[[ Dataset excerpts open ]]
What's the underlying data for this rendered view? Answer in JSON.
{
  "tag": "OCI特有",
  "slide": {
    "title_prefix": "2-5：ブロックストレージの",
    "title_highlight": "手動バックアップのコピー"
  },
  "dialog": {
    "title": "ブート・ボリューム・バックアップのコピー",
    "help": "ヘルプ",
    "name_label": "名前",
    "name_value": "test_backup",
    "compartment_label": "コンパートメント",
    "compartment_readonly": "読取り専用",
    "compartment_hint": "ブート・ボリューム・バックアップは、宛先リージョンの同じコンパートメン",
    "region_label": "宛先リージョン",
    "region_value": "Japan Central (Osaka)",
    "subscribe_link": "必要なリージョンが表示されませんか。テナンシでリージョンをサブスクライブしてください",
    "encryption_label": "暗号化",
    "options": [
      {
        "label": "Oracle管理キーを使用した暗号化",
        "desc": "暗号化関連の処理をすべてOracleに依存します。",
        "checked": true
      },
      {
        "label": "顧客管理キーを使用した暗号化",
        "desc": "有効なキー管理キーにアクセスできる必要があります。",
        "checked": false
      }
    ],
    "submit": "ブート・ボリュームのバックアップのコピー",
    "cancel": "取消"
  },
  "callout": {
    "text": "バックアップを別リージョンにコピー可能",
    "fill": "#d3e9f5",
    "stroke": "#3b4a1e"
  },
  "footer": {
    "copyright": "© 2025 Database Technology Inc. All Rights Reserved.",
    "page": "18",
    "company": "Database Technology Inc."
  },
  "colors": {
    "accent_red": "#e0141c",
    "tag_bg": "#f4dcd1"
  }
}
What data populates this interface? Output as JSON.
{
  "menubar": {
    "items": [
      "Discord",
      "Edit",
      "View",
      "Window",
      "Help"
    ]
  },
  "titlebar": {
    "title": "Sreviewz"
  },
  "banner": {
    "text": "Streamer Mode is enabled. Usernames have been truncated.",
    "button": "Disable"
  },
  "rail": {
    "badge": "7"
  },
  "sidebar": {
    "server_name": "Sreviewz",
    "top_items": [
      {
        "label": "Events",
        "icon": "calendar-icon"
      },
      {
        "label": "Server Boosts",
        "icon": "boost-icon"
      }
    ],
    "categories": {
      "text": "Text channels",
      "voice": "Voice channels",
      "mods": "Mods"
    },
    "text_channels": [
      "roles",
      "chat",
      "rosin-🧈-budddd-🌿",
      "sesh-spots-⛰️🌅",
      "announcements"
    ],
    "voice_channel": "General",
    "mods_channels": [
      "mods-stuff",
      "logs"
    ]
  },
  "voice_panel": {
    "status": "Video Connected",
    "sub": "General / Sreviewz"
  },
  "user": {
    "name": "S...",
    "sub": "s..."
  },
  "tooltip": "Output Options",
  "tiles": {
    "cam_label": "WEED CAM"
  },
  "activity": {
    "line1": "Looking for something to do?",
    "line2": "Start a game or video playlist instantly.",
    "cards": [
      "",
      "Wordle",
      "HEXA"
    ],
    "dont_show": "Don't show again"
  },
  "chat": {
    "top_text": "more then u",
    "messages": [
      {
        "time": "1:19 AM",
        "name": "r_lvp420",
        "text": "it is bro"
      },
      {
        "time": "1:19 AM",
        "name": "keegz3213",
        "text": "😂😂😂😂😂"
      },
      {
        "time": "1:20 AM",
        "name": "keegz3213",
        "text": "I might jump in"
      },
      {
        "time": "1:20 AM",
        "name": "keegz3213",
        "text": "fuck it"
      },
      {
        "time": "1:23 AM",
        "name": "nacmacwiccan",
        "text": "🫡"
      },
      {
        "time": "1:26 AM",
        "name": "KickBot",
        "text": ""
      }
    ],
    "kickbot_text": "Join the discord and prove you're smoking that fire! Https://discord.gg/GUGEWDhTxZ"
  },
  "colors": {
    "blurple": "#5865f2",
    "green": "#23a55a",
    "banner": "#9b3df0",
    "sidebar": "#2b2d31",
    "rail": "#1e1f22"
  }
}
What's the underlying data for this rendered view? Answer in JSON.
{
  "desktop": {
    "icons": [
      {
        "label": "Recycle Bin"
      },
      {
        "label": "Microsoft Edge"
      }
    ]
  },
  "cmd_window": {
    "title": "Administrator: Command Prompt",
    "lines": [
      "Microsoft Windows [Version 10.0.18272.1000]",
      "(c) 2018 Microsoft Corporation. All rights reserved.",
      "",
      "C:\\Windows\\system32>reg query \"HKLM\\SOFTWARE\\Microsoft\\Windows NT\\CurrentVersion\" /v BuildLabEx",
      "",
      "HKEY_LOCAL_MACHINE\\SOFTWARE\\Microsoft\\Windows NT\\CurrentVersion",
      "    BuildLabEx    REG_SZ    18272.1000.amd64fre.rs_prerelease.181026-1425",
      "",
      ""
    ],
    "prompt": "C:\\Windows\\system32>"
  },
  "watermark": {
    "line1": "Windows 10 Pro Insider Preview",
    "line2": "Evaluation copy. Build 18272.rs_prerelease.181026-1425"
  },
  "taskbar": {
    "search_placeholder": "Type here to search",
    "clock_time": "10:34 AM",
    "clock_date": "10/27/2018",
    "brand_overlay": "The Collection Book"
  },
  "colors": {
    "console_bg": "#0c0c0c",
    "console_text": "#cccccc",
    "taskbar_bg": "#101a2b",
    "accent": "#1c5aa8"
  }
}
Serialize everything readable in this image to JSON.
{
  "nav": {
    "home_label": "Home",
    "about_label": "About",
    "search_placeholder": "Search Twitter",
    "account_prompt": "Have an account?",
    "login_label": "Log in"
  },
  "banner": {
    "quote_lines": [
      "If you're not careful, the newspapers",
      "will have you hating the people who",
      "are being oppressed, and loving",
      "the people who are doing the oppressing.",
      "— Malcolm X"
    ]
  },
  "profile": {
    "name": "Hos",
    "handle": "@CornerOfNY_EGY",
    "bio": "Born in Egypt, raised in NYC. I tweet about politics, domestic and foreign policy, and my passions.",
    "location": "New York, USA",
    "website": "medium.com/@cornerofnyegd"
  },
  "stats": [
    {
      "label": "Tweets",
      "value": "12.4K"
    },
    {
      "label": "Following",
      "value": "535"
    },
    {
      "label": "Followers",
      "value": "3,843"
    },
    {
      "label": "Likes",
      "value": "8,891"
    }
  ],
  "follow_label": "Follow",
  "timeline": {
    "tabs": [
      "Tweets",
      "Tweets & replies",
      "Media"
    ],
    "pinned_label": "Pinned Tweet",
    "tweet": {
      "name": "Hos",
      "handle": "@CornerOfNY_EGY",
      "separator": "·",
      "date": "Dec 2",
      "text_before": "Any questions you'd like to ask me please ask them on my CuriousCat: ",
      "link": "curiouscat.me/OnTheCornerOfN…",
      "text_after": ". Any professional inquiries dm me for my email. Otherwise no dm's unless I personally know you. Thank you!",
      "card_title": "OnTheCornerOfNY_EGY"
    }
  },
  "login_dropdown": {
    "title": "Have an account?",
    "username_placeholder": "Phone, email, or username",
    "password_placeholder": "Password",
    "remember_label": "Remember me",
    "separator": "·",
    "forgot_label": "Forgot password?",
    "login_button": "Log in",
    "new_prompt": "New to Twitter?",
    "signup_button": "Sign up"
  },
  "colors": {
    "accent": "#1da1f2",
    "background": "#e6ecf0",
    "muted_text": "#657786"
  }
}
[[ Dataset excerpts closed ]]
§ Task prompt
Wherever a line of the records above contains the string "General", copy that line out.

§ Answer box
    "voice_channel": "General",
    "sub": "General / Sreviewz"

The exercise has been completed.